_WHAT TO PRODUCE_
Your answer should hold exactly the lines from the one containing "Convert this screenshot" through the end of the material, and no others.

_GIVEN ENTRIES_

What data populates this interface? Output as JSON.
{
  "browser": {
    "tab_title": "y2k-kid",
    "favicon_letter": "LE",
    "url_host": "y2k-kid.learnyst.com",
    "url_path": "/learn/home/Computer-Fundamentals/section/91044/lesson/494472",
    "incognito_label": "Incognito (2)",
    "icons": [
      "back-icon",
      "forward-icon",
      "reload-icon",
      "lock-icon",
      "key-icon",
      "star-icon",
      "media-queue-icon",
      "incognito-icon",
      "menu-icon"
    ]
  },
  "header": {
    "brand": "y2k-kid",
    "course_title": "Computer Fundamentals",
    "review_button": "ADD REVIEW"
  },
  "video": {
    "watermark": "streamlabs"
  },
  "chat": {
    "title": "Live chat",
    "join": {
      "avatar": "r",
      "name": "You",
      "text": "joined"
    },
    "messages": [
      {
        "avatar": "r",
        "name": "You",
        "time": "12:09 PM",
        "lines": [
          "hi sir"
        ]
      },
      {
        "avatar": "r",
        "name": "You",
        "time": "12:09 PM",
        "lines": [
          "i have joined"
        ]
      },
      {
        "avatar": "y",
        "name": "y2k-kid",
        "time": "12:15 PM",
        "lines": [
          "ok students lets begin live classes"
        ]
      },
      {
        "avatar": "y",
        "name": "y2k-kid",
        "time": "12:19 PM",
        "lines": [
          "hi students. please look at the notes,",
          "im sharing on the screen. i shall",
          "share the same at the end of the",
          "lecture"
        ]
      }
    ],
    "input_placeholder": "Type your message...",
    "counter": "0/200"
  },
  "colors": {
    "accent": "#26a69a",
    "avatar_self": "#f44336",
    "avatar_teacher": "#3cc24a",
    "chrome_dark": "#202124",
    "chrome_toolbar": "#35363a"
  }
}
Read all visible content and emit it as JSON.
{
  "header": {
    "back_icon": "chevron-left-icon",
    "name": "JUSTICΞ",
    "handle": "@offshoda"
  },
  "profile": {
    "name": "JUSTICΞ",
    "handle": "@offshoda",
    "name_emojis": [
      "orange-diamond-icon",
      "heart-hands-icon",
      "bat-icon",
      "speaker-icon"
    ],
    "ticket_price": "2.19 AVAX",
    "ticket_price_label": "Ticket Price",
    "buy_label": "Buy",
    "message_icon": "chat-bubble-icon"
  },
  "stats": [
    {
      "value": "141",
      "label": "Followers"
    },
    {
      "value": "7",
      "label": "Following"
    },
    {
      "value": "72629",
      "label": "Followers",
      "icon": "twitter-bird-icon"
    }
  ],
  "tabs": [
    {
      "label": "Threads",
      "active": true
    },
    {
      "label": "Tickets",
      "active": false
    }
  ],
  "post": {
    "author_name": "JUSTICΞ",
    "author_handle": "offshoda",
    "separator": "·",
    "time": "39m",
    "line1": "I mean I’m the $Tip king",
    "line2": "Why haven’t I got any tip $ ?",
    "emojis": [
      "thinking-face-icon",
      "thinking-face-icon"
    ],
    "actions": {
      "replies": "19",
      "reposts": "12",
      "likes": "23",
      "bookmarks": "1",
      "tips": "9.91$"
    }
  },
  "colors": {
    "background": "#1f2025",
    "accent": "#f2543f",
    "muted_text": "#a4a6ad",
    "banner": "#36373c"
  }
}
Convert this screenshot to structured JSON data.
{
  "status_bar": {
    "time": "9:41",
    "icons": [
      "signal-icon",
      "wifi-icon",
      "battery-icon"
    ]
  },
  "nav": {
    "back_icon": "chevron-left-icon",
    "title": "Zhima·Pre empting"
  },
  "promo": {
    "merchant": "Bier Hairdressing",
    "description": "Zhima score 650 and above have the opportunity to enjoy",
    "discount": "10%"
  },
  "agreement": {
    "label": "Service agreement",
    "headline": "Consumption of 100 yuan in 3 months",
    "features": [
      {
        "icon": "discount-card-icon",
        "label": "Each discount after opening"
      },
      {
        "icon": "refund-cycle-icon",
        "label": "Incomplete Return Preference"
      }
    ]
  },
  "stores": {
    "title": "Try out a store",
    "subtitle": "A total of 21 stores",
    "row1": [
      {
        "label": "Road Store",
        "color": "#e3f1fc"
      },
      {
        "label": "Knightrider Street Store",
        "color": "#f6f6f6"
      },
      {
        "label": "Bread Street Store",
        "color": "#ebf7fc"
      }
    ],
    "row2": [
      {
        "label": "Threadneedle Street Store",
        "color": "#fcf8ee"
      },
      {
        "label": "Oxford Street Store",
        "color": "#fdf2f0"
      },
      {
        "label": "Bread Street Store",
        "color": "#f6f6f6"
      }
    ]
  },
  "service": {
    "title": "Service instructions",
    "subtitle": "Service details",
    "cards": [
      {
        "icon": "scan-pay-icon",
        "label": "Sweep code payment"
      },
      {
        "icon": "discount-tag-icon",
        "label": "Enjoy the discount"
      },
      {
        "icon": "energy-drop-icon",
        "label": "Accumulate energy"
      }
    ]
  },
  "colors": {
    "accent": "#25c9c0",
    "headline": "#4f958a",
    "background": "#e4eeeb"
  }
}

_SOLUTION FOR THIS EXERCISE_
Convert this screenshot to structured JSON data.
{
  "status_bar": {
    "time": "9:41",
    "icons": [
      "signal-icon",
      "wifi-icon",
      "battery-icon"
    ]
  },
  "nav": {
    "back_icon": "chevron-left-icon",
    "title": "Zhima·Pre empting"
  },
  "promo": {
    "merchant": "Bier Hairdressing",
    "description": "Zhima score 650 and above have the opportunity to enjoy",
    "discount": "10%"
  },
  "agreement": {
    "label": "Service agreement",
    "headline": "Consumption of 100 yuan in 3 months",
    "features": [
      {
        "icon": "discount-card-icon",
        "label": "Each discount after opening"
      },
      {
        "icon": "refund-cycle-icon",
        "label": "Incomplete Return Preference"
      }
    ]
  },
  "stores": {
    "title": "Try out a store",
    "subtitle": "A total of 21 stores",
    "row1": [
      {
        "label": "Road Store",
        "color": "#e3f1fc"
      },
      {
        "label": "Knightrider Street Store",
        "color": "#f6f6f6"
      },
      {
        "label": "Bread Street Store",
        "color": "#ebf7fc"
      }
    ],
    "row2": [
      {
        "label": "Threadneedle Street Store",
        "color": "#fcf8ee"
      },
      {
        "label": "Oxford Street Store",
        "color": "#fdf2f0"
      },
      {
        "label": "Bread Street Store",
        "color": "#f6f6f6"
      }
    ]
  },
  "service": {
    "title": "Service instructions",
    "subtitle": "Service details",
    "cards": [
      {
        "icon": "scan-pay-icon",
        "label": "Sweep code payment"
      },
      {
        "icon": "discount-tag-icon",
        "label": "Enjoy the discount"
      },
      {
        "icon": "energy-drop-icon",
        "label": "Accumulate energy"
      }
    ]
  },
  "colors": {
    "accent": "#25c9c0",
    "headline": "#4f958a",
    "background": "#e4eeeb"
  }
}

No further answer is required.